The pricing for EHRs is “variable,” Burger said. “Some are more comprehensive and flexible, and often the more comprehensive the system, the more complex and expensive the system.”
Conversely, “a common practice among the less expensive EHRs is to lowball the costs of professional services,” Burger said. “Perhaps the cost [presented] doesn't include the level or amount of training required to optimize the system.”
Benefits of a cloud-based system
Second-time purchasers always have the advantage of learning from mistakes, if they learn the right lessons. But for EHR buyers, there are more options and resources than there were the first time around.
For example, there are independent reviews on sites such as AmericanEHR Partners. The Dept. of Health and Human Services posts a list of EHR products that are certified to meet meaningful use requirements. Although those pieces of information alone won't tell doctors what systems will work for them, they can give physicians some sense of whether a product is worth considering.
One thing that has changed since the first time many practices bought EHRs is how data are stored. Practices will need to consider whether they are going to purchase a Web-based or on-premise system, Burger said. A Web or cloud system typically has an all-inclusive monthly fee. With the other systems, physicians must assume responsibility for the software, hardware, backups and in-office networks. Sometimes cloud systems seem cheaper because the up-front costs are lower.

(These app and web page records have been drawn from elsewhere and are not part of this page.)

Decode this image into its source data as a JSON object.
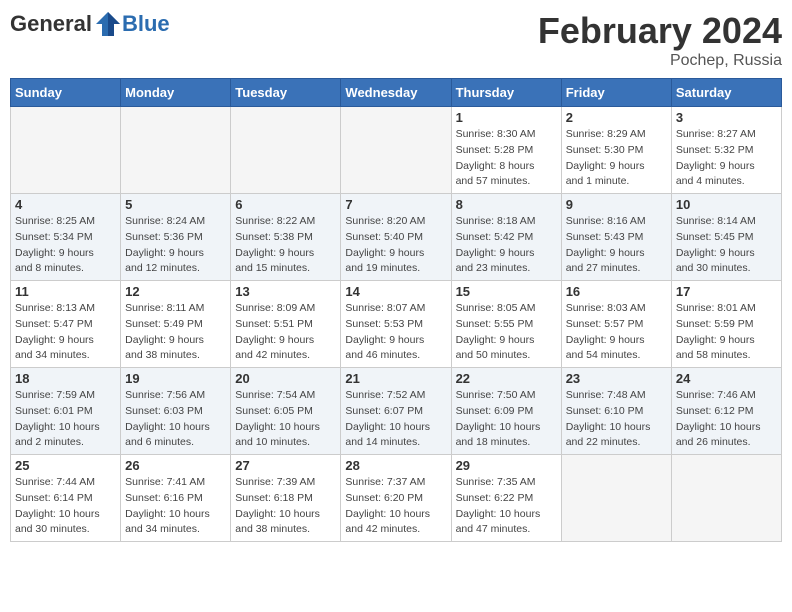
{
  "header": {
    "logo_general": "General",
    "logo_blue": "Blue",
    "month": "February 2024",
    "location": "Pochep, Russia"
  },
  "days_of_week": [
    "Sunday",
    "Monday",
    "Tuesday",
    "Wednesday",
    "Thursday",
    "Friday",
    "Saturday"
  ],
  "weeks": [
    [
      {
        "num": "",
        "info": ""
      },
      {
        "num": "",
        "info": ""
      },
      {
        "num": "",
        "info": ""
      },
      {
        "num": "",
        "info": ""
      },
      {
        "num": "1",
        "info": "Sunrise: 8:30 AM\nSunset: 5:28 PM\nDaylight: 8 hours\nand 57 minutes."
      },
      {
        "num": "2",
        "info": "Sunrise: 8:29 AM\nSunset: 5:30 PM\nDaylight: 9 hours\nand 1 minute."
      },
      {
        "num": "3",
        "info": "Sunrise: 8:27 AM\nSunset: 5:32 PM\nDaylight: 9 hours\nand 4 minutes."
      }
    ],
    [
      {
        "num": "4",
        "info": "Sunrise: 8:25 AM\nSunset: 5:34 PM\nDaylight: 9 hours\nand 8 minutes."
      },
      {
        "num": "5",
        "info": "Sunrise: 8:24 AM\nSunset: 5:36 PM\nDaylight: 9 hours\nand 12 minutes."
      },
      {
        "num": "6",
        "info": "Sunrise: 8:22 AM\nSunset: 5:38 PM\nDaylight: 9 hours\nand 15 minutes."
      },
      {
        "num": "7",
        "info": "Sunrise: 8:20 AM\nSunset: 5:40 PM\nDaylight: 9 hours\nand 19 minutes."
      },
      {
        "num": "8",
        "info": "Sunrise: 8:18 AM\nSunset: 5:42 PM\nDaylight: 9 hours\nand 23 minutes."
      },
      {
        "num": "9",
        "info": "Sunrise: 8:16 AM\nSunset: 5:43 PM\nDaylight: 9 hours\nand 27 minutes."
      },
      {
        "num": "10",
        "info": "Sunrise: 8:14 AM\nSunset: 5:45 PM\nDaylight: 9 hours\nand 30 minutes."
      }
    ],
    [
      {
        "num": "11",
        "info": "Sunrise: 8:13 AM\nSunset: 5:47 PM\nDaylight: 9 hours\nand 34 minutes."
      },
      {
        "num": "12",
        "info": "Sunrise: 8:11 AM\nSunset: 5:49 PM\nDaylight: 9 hours\nand 38 minutes."
      },
      {
        "num": "13",
        "info": "Sunrise: 8:09 AM\nSunset: 5:51 PM\nDaylight: 9 hours\nand 42 minutes."
      },
      {
        "num": "14",
        "info": "Sunrise: 8:07 AM\nSunset: 5:53 PM\nDaylight: 9 hours\nand 46 minutes."
      },
      {
        "num": "15",
        "info": "Sunrise: 8:05 AM\nSunset: 5:55 PM\nDaylight: 9 hours\nand 50 minutes."
      },
      {
        "num": "16",
        "info": "Sunrise: 8:03 AM\nSunset: 5:57 PM\nDaylight: 9 hours\nand 54 minutes."
      },
      {
        "num": "17",
        "info": "Sunrise: 8:01 AM\nSunset: 5:59 PM\nDaylight: 9 hours\nand 58 minutes."
      }
    ],
    [
      {
        "num": "18",
        "info": "Sunrise: 7:59 AM\nSunset: 6:01 PM\nDaylight: 10 hours\nand 2 minutes."
      },
      {
        "num": "19",
        "info": "Sunrise: 7:56 AM\nSunset: 6:03 PM\nDaylight: 10 hours\nand 6 minutes."
      },
      {
        "num": "20",
        "info": "Sunrise: 7:54 AM\nSunset: 6:05 PM\nDaylight: 10 hours\nand 10 minutes."
      },
      {
        "num": "21",
        "info": "Sunrise: 7:52 AM\nSunset: 6:07 PM\nDaylight: 10 hours\nand 14 minutes."
      },
      {
        "num": "22",
        "info": "Sunrise: 7:50 AM\nSunset: 6:09 PM\nDaylight: 10 hours\nand 18 minutes."
      },
      {
        "num": "23",
        "info": "Sunrise: 7:48 AM\nSunset: 6:10 PM\nDaylight: 10 hours\nand 22 minutes."
      },
      {
        "num": "24",
        "info": "Sunrise: 7:46 AM\nSunset: 6:12 PM\nDaylight: 10 hours\nand 26 minutes."
      }
    ],
    [
      {
        "num": "25",
        "info": "Sunrise: 7:44 AM\nSunset: 6:14 PM\nDaylight: 10 hours\nand 30 minutes."
      },
      {
        "num": "26",
        "info": "Sunrise: 7:41 AM\nSunset: 6:16 PM\nDaylight: 10 hours\nand 34 minutes."
      },
      {
        "num": "27",
        "info": "Sunrise: 7:39 AM\nSunset: 6:18 PM\nDaylight: 10 hours\nand 38 minutes."
      },
      {
        "num": "28",
        "info": "Sunrise: 7:37 AM\nSunset: 6:20 PM\nDaylight: 10 hours\nand 42 minutes."
      },
      {
        "num": "29",
        "info": "Sunrise: 7:35 AM\nSunset: 6:22 PM\nDaylight: 10 hours\nand 47 minutes."
      },
      {
        "num": "",
        "info": ""
      },
      {
        "num": "",
        "info": ""
      }
    ]
  ]
}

“Make sure the cloud is truly cheaper,” Sterling said. “In a one- to three-person physician practice, clouds are attractive. There's a low entry fee, and the system will deal with a lot of [Health Insurance Portability and Accountability Act] security issues.” For a small practice “the system can provide more product than you could afford on your own.”
But for larger practices “the cloud might not make sense,” because fees typically are based on the number of physicians and there are high training costs, Sterling said.
Derek Kosiorek, principal of MGMA Healthcare Consulting Group, believes cloud-based systems offer the greatest opportunity for innovation over the long haul.
Throughout the process, “be a lot more demanding of your new system,” Sterling said. For example, “the data conversion design from your old EHR to your new EHR should be built into the contract, and there should be specifics on how the information is going to be moved from one system to the other.
“Your practice has a responsibility to maintain patient records,” Sterling said. “You can't stop using your current system or stop paying for it” until your new system is fully converted and operational.
Although upgrading to a new system is easier than moving from paper records to an EHR, the transition may take three to six months to reach 100% capacity, Kosiorek said.
“If you are moving from a structural database design to another format, the transition may be challenging,” Sterling said. “As part of the process, you may have to go in and [manually] fix some of the data.”
Throughout the process, look ahead, Sterling added. “The system should add value to the practice” by offering meaningful use features, such as patient portals, recovering and sending lab orders, and managing transition of care. “You want to move beyond stage 2 meaningful use.”
“If [a new system] is not going to be more efficient and easier to use, you don't want to” purchase or move to a new system, Kosiorek said. “It should be viewed as a value-added investment.”